**** Available records ****
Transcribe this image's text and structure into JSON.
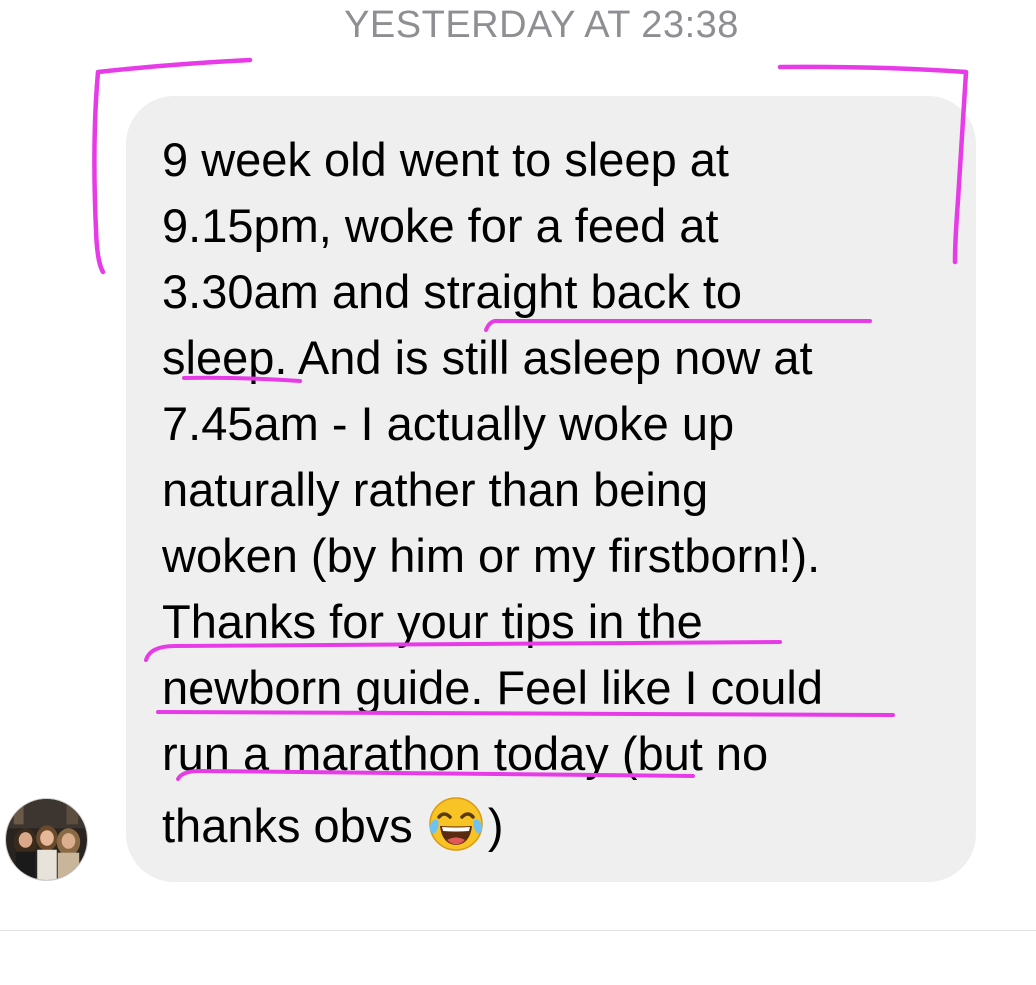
{
  "timestamp": "YESTERDAY AT 23:38",
  "message": {
    "lines": [
      "9 week old went to sleep at",
      "9.15pm, woke for a feed at",
      "3.30am and straight back to",
      "sleep. And is still asleep now at",
      "7.45am - I actually woke up",
      "naturally rather than being",
      "woken (by him or my firstborn!).",
      "Thanks for your tips in the",
      "newborn guide. Feel like I could",
      "run a marathon today (but no"
    ],
    "last_line_before_emoji": "thanks obvs ",
    "last_line_after_emoji": ")",
    "emoji_icon": "tears-of-joy-emoji"
  },
  "sender": {
    "avatar_icon": "profile-photo-avatar"
  },
  "colors": {
    "bubble_background": "#efefef",
    "timestamp_text": "#8e8e93",
    "annotation_marker": "#e83be8"
  }
}
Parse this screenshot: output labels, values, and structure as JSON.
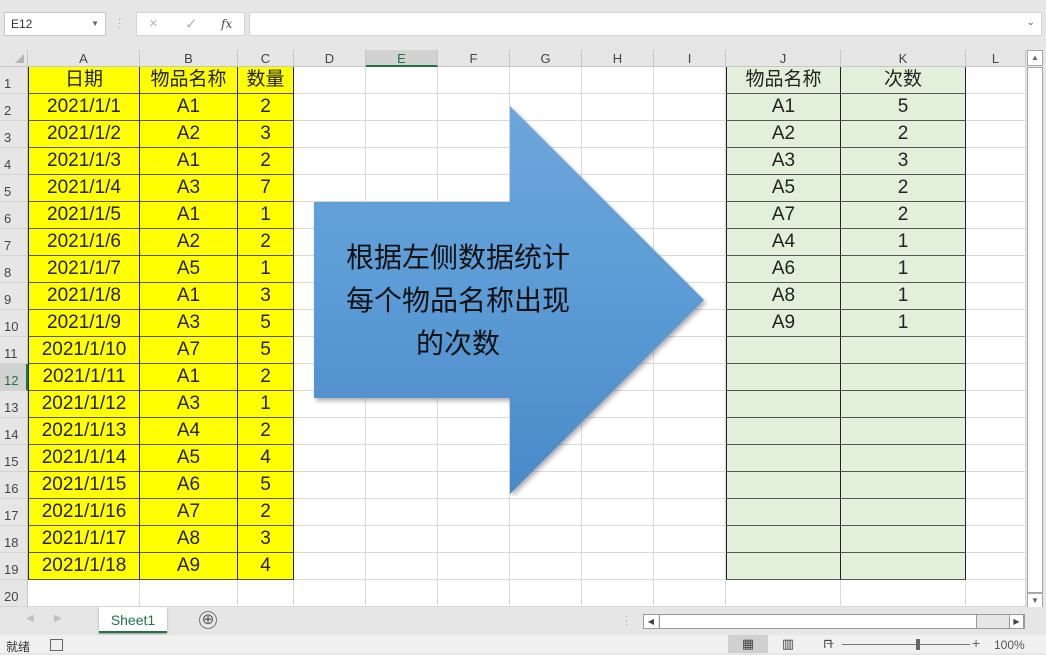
{
  "formula_bar": {
    "name_box": "E12",
    "cancel_icon": "×",
    "enter_icon": "✓",
    "fx_label": "fx",
    "formula": ""
  },
  "columns": [
    "A",
    "B",
    "C",
    "D",
    "E",
    "F",
    "G",
    "H",
    "I",
    "J",
    "K",
    "L"
  ],
  "selected_column": "E",
  "selected_row": "12",
  "rows": [
    "1",
    "2",
    "3",
    "4",
    "5",
    "6",
    "7",
    "8",
    "9",
    "10",
    "11",
    "12",
    "13",
    "14",
    "15",
    "16",
    "17",
    "18",
    "19",
    "20"
  ],
  "source_table": {
    "headers": [
      "日期",
      "物品名称",
      "数量"
    ],
    "rows": [
      [
        "2021/1/1",
        "A1",
        "2"
      ],
      [
        "2021/1/2",
        "A2",
        "3"
      ],
      [
        "2021/1/3",
        "A1",
        "2"
      ],
      [
        "2021/1/4",
        "A3",
        "7"
      ],
      [
        "2021/1/5",
        "A1",
        "1"
      ],
      [
        "2021/1/6",
        "A2",
        "2"
      ],
      [
        "2021/1/7",
        "A5",
        "1"
      ],
      [
        "2021/1/8",
        "A1",
        "3"
      ],
      [
        "2021/1/9",
        "A3",
        "5"
      ],
      [
        "2021/1/10",
        "A7",
        "5"
      ],
      [
        "2021/1/11",
        "A1",
        "2"
      ],
      [
        "2021/1/12",
        "A3",
        "1"
      ],
      [
        "2021/1/13",
        "A4",
        "2"
      ],
      [
        "2021/1/14",
        "A5",
        "4"
      ],
      [
        "2021/1/15",
        "A6",
        "5"
      ],
      [
        "2021/1/16",
        "A7",
        "2"
      ],
      [
        "2021/1/17",
        "A8",
        "3"
      ],
      [
        "2021/1/18",
        "A9",
        "4"
      ]
    ],
    "fill_color": "#ffff00"
  },
  "result_table": {
    "headers": [
      "物品名称",
      "次数"
    ],
    "rows": [
      [
        "A1",
        "5"
      ],
      [
        "A2",
        "2"
      ],
      [
        "A3",
        "3"
      ],
      [
        "A5",
        "2"
      ],
      [
        "A7",
        "2"
      ],
      [
        "A4",
        "1"
      ],
      [
        "A6",
        "1"
      ],
      [
        "A8",
        "1"
      ],
      [
        "A9",
        "1"
      ],
      [
        "",
        ""
      ],
      [
        "",
        ""
      ],
      [
        "",
        ""
      ],
      [
        "",
        ""
      ],
      [
        "",
        ""
      ],
      [
        "",
        ""
      ],
      [
        "",
        ""
      ],
      [
        "",
        ""
      ],
      [
        "",
        ""
      ]
    ],
    "fill_color": "#e2efda"
  },
  "arrow_shape": {
    "text_lines": [
      "根据左侧数据统计",
      "每个物品名称出现",
      "的次数"
    ],
    "color": "#5b9bd5"
  },
  "sheet_tabs": [
    {
      "label": "Sheet1",
      "active": true
    }
  ],
  "add_sheet_icon": "⊕",
  "status_bar": {
    "status": "就绪",
    "zoom_level": "100%",
    "zoom_percent": 100
  }
}
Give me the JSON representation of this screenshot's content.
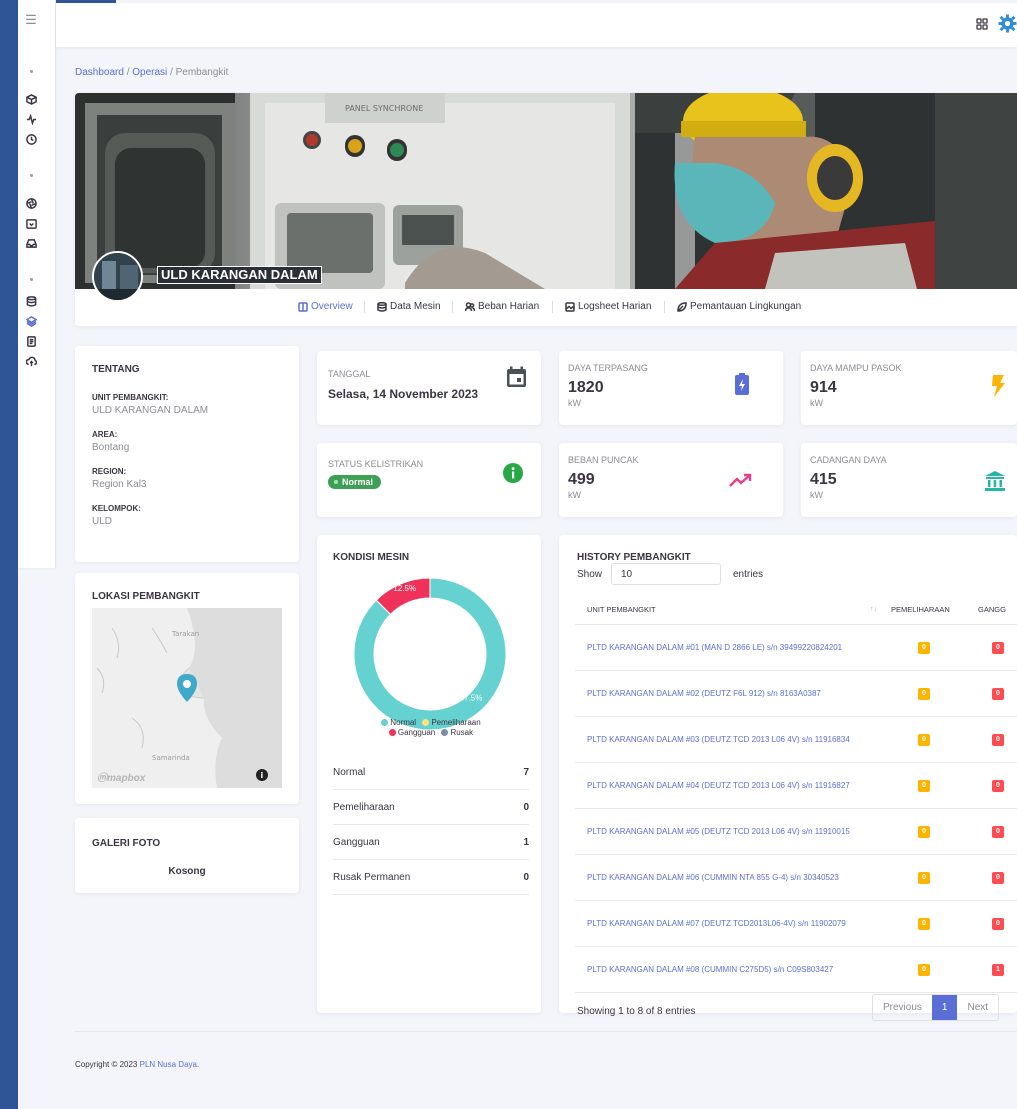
{
  "breadcrumb": {
    "home": "Dashboard",
    "section": "Operasi",
    "current": "Pembangkit"
  },
  "hero": {
    "unit_name": "ULD KARANGAN DALAM",
    "photo_label": "PANEL SYNCHRONE",
    "tabs": [
      {
        "label": "Overview",
        "icon": "columns-icon",
        "active": true
      },
      {
        "label": "Data Mesin",
        "icon": "database-icon",
        "active": false
      },
      {
        "label": "Beban Harian",
        "icon": "users-icon",
        "active": false
      },
      {
        "label": "Logsheet Harian",
        "icon": "image-icon",
        "active": false
      },
      {
        "label": "Pemantauan Lingkungan",
        "icon": "leaf-icon",
        "active": false
      }
    ]
  },
  "tentang": {
    "title": "TENTANG",
    "fields": [
      {
        "label": "UNIT PEMBANGKIT:",
        "value": "ULD KARANGAN DALAM"
      },
      {
        "label": "AREA:",
        "value": "Bontang"
      },
      {
        "label": "REGION:",
        "value": "Region Kal3"
      },
      {
        "label": "KELOMPOK:",
        "value": "ULD"
      }
    ]
  },
  "lokasi": {
    "title": "LOKASI PEMBANGKIT",
    "labels": [
      "Tarakan",
      "Samarinda"
    ],
    "attribution": "mapbox"
  },
  "galeri": {
    "title": "GALERI FOTO",
    "empty": "Kosong"
  },
  "tanggal": {
    "label": "TANGGAL",
    "value": "Selasa, 14 November 2023",
    "icon": "calendar-icon"
  },
  "status": {
    "label": "STATUS KELISTRIKAN",
    "badge": "Normal",
    "icon": "info-icon"
  },
  "stats": [
    {
      "label": "DAYA TERPASANG",
      "value": "1820",
      "unit": "kW",
      "icon": "battery-icon",
      "color": "#5a6fd6"
    },
    {
      "label": "DAYA MAMPU PASOK",
      "value": "914",
      "unit": "kW",
      "icon": "bolt-icon",
      "color": "#ffb400"
    },
    {
      "label": "BEBAN PUNCAK",
      "value": "499",
      "unit": "kW",
      "icon": "trending-up-icon",
      "color": "#e83e8c"
    },
    {
      "label": "CADANGAN DAYA",
      "value": "415",
      "unit": "kW",
      "icon": "bank-icon",
      "color": "#26b5a8"
    }
  ],
  "kondisi": {
    "title": "KONDISI MESIN",
    "legend": [
      {
        "name": "Normal",
        "color": "#66d1d1"
      },
      {
        "name": "Pemeliharaan",
        "color": "#ffe27a"
      },
      {
        "name": "Gangguan",
        "color": "#f0325a"
      },
      {
        "name": "Rusak",
        "color": "#7b8ba6"
      }
    ],
    "rows": [
      {
        "name": "Normal",
        "count": "7"
      },
      {
        "name": "Pemeliharaan",
        "count": "0"
      },
      {
        "name": "Gangguan",
        "count": "1"
      },
      {
        "name": "Rusak Permanen",
        "count": "0"
      }
    ]
  },
  "chart_data": {
    "type": "pie",
    "categories": [
      "Normal",
      "Pemeliharaan",
      "Gangguan",
      "Rusak"
    ],
    "values": [
      7,
      0,
      1,
      0
    ],
    "data_labels": [
      "87.5%",
      "",
      "12.5%",
      ""
    ],
    "colors": [
      "#66d1d1",
      "#ffe27a",
      "#f0325a",
      "#7b8ba6"
    ],
    "legend_position": "bottom"
  },
  "history": {
    "title": "HISTORY PEMBANGKIT",
    "show_label": "Show",
    "page_size": "10",
    "entries_label": "entries",
    "columns": [
      "UNIT PEMBANGKIT",
      "PEMELIHARAAN",
      "GANGG"
    ],
    "sort_icon": "↑↓",
    "rows": [
      {
        "unit": "PLTD KARANGAN DALAM #01 (MAN D 2866 LE) s/n 39499220824201",
        "pemeliharaan": "0",
        "gangguan": "0"
      },
      {
        "unit": "PLTD KARANGAN DALAM #02 (DEUTZ F6L 912) s/n 8163A0387",
        "pemeliharaan": "0",
        "gangguan": "0"
      },
      {
        "unit": "PLTD KARANGAN DALAM #03 (DEUTZ TCD 2013 L06 4V) s/n 11916834",
        "pemeliharaan": "0",
        "gangguan": "0"
      },
      {
        "unit": "PLTD KARANGAN DALAM #04 (DEUTZ TCD 2013 L06 4V) s/n 11916827",
        "pemeliharaan": "0",
        "gangguan": "0"
      },
      {
        "unit": "PLTD KARANGAN DALAM #05 (DEUTZ TCD 2013 L06 4V) s/n 11910015",
        "pemeliharaan": "0",
        "gangguan": "0"
      },
      {
        "unit": "PLTD KARANGAN DALAM #06 (CUMMIN NTA 855 G-4) s/n 30340523",
        "pemeliharaan": "0",
        "gangguan": "0"
      },
      {
        "unit": "PLTD KARANGAN DALAM #07 (DEUTZ TCD2013L06-4V) s/n 11902079",
        "pemeliharaan": "0",
        "gangguan": "0"
      },
      {
        "unit": "PLTD KARANGAN DALAM #08 (CUMMIN C275D5) s/n C09S803427",
        "pemeliharaan": "0",
        "gangguan": "1"
      }
    ],
    "info": "Showing 1 to 8 of 8 entries",
    "prev": "Previous",
    "page": "1",
    "next": "Next"
  },
  "footer": {
    "text": "Copyright © 2023 ",
    "link": "PLN Nusa Daya."
  }
}
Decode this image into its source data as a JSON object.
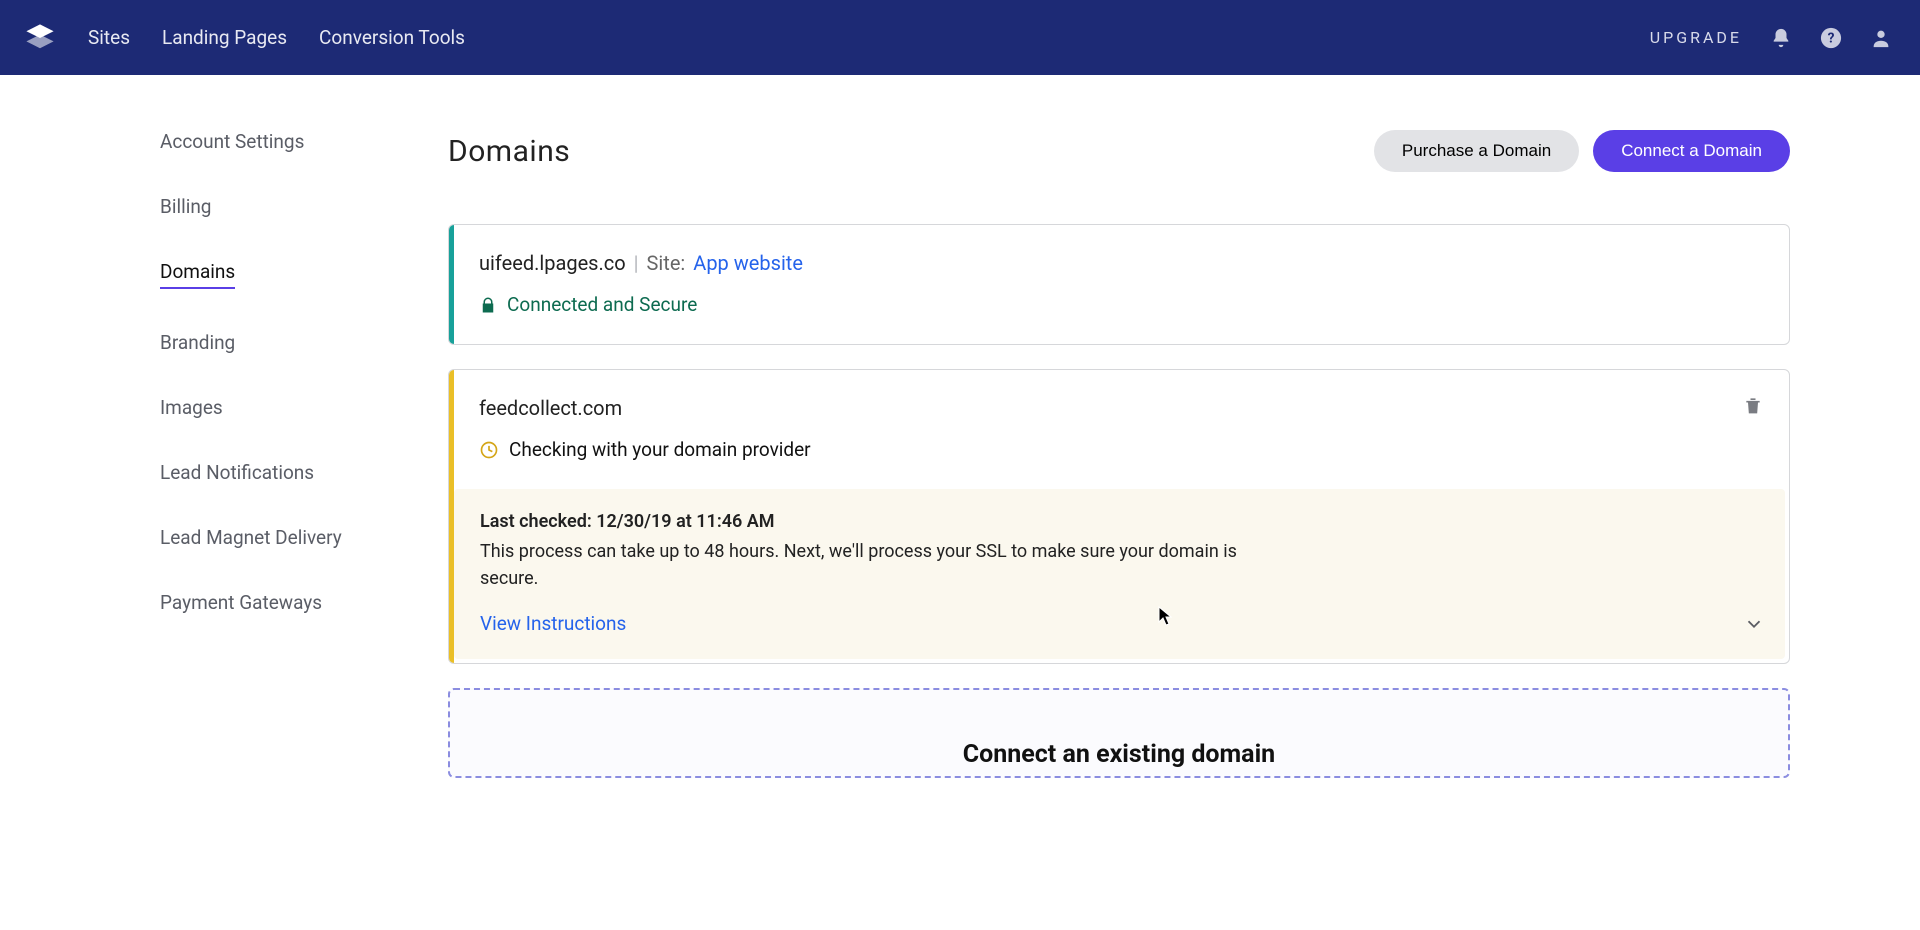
{
  "nav": {
    "links": [
      "Sites",
      "Landing Pages",
      "Conversion Tools"
    ],
    "upgrade": "UPGRADE"
  },
  "sidebar": {
    "items": [
      {
        "label": "Account Settings",
        "active": false
      },
      {
        "label": "Billing",
        "active": false
      },
      {
        "label": "Domains",
        "active": true
      },
      {
        "label": "Branding",
        "active": false
      },
      {
        "label": "Images",
        "active": false
      },
      {
        "label": "Lead Notifications",
        "active": false
      },
      {
        "label": "Lead Magnet Delivery",
        "active": false
      },
      {
        "label": "Payment Gateways",
        "active": false
      }
    ]
  },
  "header": {
    "title": "Domains",
    "purchase_label": "Purchase a Domain",
    "connect_label": "Connect a Domain"
  },
  "domains": [
    {
      "stripe_color": "teal",
      "name": "uifeed.lpages.co",
      "separator": "|",
      "site_prefix": "Site:",
      "site_name": "App website",
      "status_icon": "lock",
      "status_text": "Connected and Secure",
      "status_color": "green",
      "deletable": false
    },
    {
      "stripe_color": "yellow",
      "name": "feedcollect.com",
      "status_icon": "clock",
      "status_text": "Checking with your domain provider",
      "status_color": "default",
      "deletable": true,
      "footer": {
        "last_checked_label": "Last checked: 12/30/19 at 11:46 AM",
        "description": "This process can take up to 48 hours. Next, we'll process your SSL to make sure your domain is secure.",
        "instructions_link": "View Instructions"
      }
    }
  ],
  "connect_box": {
    "heading": "Connect an existing domain"
  }
}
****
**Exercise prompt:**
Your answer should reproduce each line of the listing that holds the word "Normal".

**Response for this exercise:**
    "badge": "Normal",
        "name": "Normal",
        "name": "Normal",
      "Normal",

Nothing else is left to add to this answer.